Your browser is out-of-date!

Update your browser to view this website correctly. Update my browser now


University of Wales Trinity Saint David trials Sony AI-powered Edge Analytics Appliance

The University of Wales Trinity Saint David (UWTSD) has announced a trial of the intelligence-powered Sony REA-C1000 Edge Analytics Appliance with a view to expanding later in the year.

As part of its existing relationship with Sony, this new trial will allow UWTSD to evaluate the transformative potential of Artificial Intelligence (AI) and video analytics across different departments.

The REA-C1000 uses AI technology to create impactful video presentation content that is said to empower presenters, captivate audiences and transform the quality of communication like never before.

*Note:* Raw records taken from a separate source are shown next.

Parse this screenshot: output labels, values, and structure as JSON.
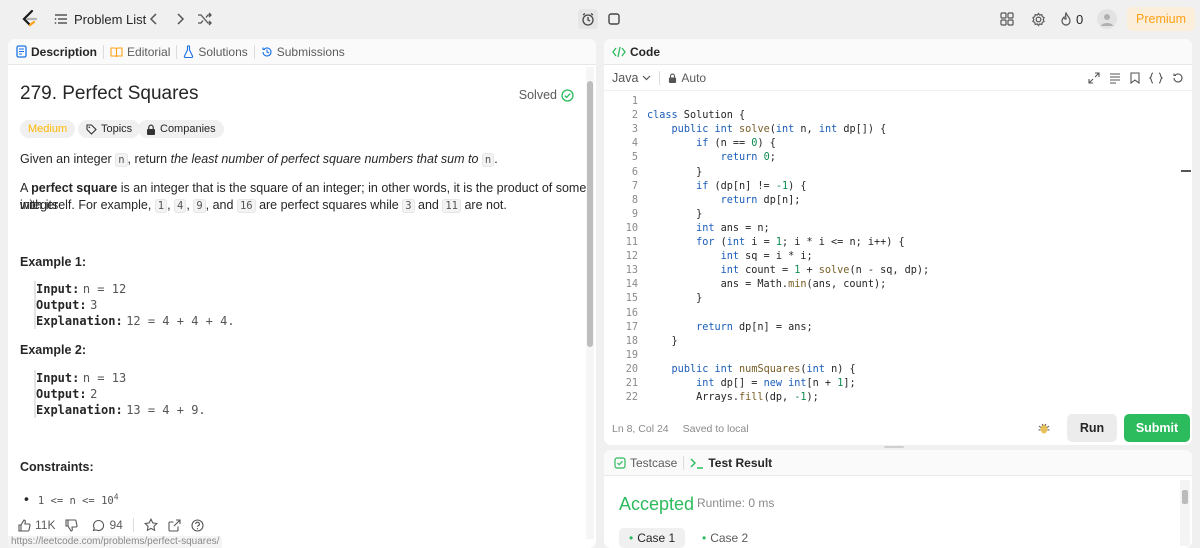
{
  "topbar": {
    "problem_list": "Problem List",
    "premium": "Premium",
    "streak": "0"
  },
  "left_tabs": {
    "description": "Description",
    "editorial": "Editorial",
    "solutions": "Solutions",
    "submissions": "Submissions"
  },
  "problem": {
    "title": "279. Perfect Squares",
    "solved": "Solved",
    "difficulty": "Medium",
    "topics": "Topics",
    "companies": "Companies",
    "p1_pre": "Given an integer ",
    "p1_code": "n",
    "p1_mid": ", return ",
    "p1_em": "the least number of perfect square numbers that sum to",
    "p1_code2": "n",
    "p1_end": ".",
    "p2_pre": "A ",
    "p2_bold": "perfect square",
    "p2_rest": " is an integer that is the square of an integer; in other words, it is the product of some integer",
    "p3_pre": "with itself. For example, ",
    "p3_c1": "1",
    "p3_c2": "4",
    "p3_c3": "9",
    "p3_and": ", and ",
    "p3_c4": "16",
    "p3_mid": " are perfect squares while ",
    "p3_c5": "3",
    "p3_and2": " and ",
    "p3_c6": "11",
    "p3_end": " are not.",
    "example1": "Example 1:",
    "ex1_input_label": "Input:",
    "ex1_input": "n = 12",
    "ex1_output_label": "Output:",
    "ex1_output": "3",
    "ex1_expl_label": "Explanation:",
    "ex1_expl": "12 = 4 + 4 + 4.",
    "example2": "Example 2:",
    "ex2_input_label": "Input:",
    "ex2_input": "n = 13",
    "ex2_output_label": "Output:",
    "ex2_output": "2",
    "ex2_expl_label": "Explanation:",
    "ex2_expl": "13 = 4 + 9.",
    "constraints": "Constraints:",
    "constraint1_a": "1 <= n <= 10",
    "constraint1_sup": "4"
  },
  "footer": {
    "likes": "11K",
    "comments": "94",
    "url": "https://leetcode.com/problems/perfect-squares/"
  },
  "code_panel": {
    "title": "Code",
    "language": "Java",
    "auto": "Auto",
    "status_pos": "Ln 8, Col 24",
    "status_saved": "Saved to local",
    "run": "Run",
    "submit": "Submit",
    "lines": [
      {
        "n": "1",
        "t": ""
      },
      {
        "n": "2",
        "t": "class Solution {"
      },
      {
        "n": "3",
        "t": "    public int solve(int n, int dp[]) {"
      },
      {
        "n": "4",
        "t": "        if (n == 0) {"
      },
      {
        "n": "5",
        "t": "            return 0;"
      },
      {
        "n": "6",
        "t": "        }"
      },
      {
        "n": "7",
        "t": "        if (dp[n] != -1) {"
      },
      {
        "n": "8",
        "t": "            return dp[n];"
      },
      {
        "n": "9",
        "t": "        }"
      },
      {
        "n": "10",
        "t": "        int ans = n;"
      },
      {
        "n": "11",
        "t": "        for (int i = 1; i * i <= n; i++) {"
      },
      {
        "n": "12",
        "t": "            int sq = i * i;"
      },
      {
        "n": "13",
        "t": "            int count = 1 + solve(n - sq, dp);"
      },
      {
        "n": "14",
        "t": "            ans = Math.min(ans, count);"
      },
      {
        "n": "15",
        "t": "        }"
      },
      {
        "n": "16",
        "t": ""
      },
      {
        "n": "17",
        "t": "        return dp[n] = ans;"
      },
      {
        "n": "18",
        "t": "    }"
      },
      {
        "n": "19",
        "t": ""
      },
      {
        "n": "20",
        "t": "    public int numSquares(int n) {"
      },
      {
        "n": "21",
        "t": "        int dp[] = new int[n + 1];"
      },
      {
        "n": "22",
        "t": "        Arrays.fill(dp, -1);"
      }
    ]
  },
  "result_panel": {
    "testcase": "Testcase",
    "test_result": "Test Result",
    "accepted": "Accepted",
    "runtime": "Runtime: 0 ms",
    "case1": "Case 1",
    "case2": "Case 2"
  },
  "colors": {
    "accent_green": "#2cbb5d",
    "premium_orange": "#ffa116",
    "medium_orange": "#ffb800"
  }
}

The purpose of the trial is to help UWTSD staff and students experiment with the powerful features of the appliance, develop new workflows and lesson styles. The trial will also uncover new use cases and create inspiring video content for the following scenarios and departments:

  • Real-time capture and digitisation of diagrams and complex equations in mathematics, physics and engineering classes via the Handwriting Extraction feature
    • Handwriting Extraction technology provides an augmented reality overlay of whiteboard content, even if the speaker is standing directly in front of the board. Meanwhile, remote viewers or those playing back a presentation later have clear, digitised copies of whiteboard content that may otherwise be hard to see.
  • Seamless and straightforward creation of high-quality distance and remote learning materials
    • UWTSD staff can use the pan-tilt-zoom auto-tracking features, which ensure a presenter is always in focus and in frame throughout a presentation, even as they move around the stage, without the need for a dedicated camera person.
  • Creation of engaging materials for humanities and media students and staff
    • Media students can use the chroma key-less CG overlay when creating video content to remove the need for a dedicated studio or green-screen. It can also add supporting graphics, animated imagery or backdrops to presentations in real-time.

“Staff have been blown away by the potential of the Edge Analytics Appliance to drive engagement and boost successful learning outcomes so far,” commented Lyndon Shirley, executive head of technology-enhanced learning at the University of Wales Trinity Saint David.

“It’s a truly intuitive and natural solution, which means we can adapt to any style of learning or teaching dependent on the subject at hand. At the same time the technology simultaneously broadens the applications of our learning spaces.”

The university’s vision is to create a learning-centred neighbourhood where collaboration and partnership are the key drivers for teaching, learning and innovation. Together with its partners, UWTSD is developing new provisions to address skills gaps, creating enterprise hubs and accelerator schemes to grow new businesses, developing the skills of current businesses and attracting new investment into the region.

Meaningful training linked to real career opportunities while achieving a postgraduate award is a tangible expression of the skills-pipeline at the heart of all its campuses, where UWTSD is committed to developing creative, skilled and employable graduates.

Alexandra Parlour, corporate and education marcomms manager at Sony Professional Solutions Europe, added: “UWTSD is always boldly and ambitiously rethinking its teaching and learning models. This trial is testament to the university’s commitment to putting video at the heart of the classroom, which is crucial for engaging today’s and tomorrow’s students. The AI-powered Sony REA-C1000 Edge Analytics Appliance offers clear benefits, and we are looking forward to collaborating further with UWTSD throughout 2020 to unlock its full potential.”

Alongside the Edge Analytics Appliance trial, UWTSD is continuing its broader roll out of Sony TEOS with the goal of covering the vast majority of its 260 learning spaces in the next five years, at a rate of 40 new rooms every year.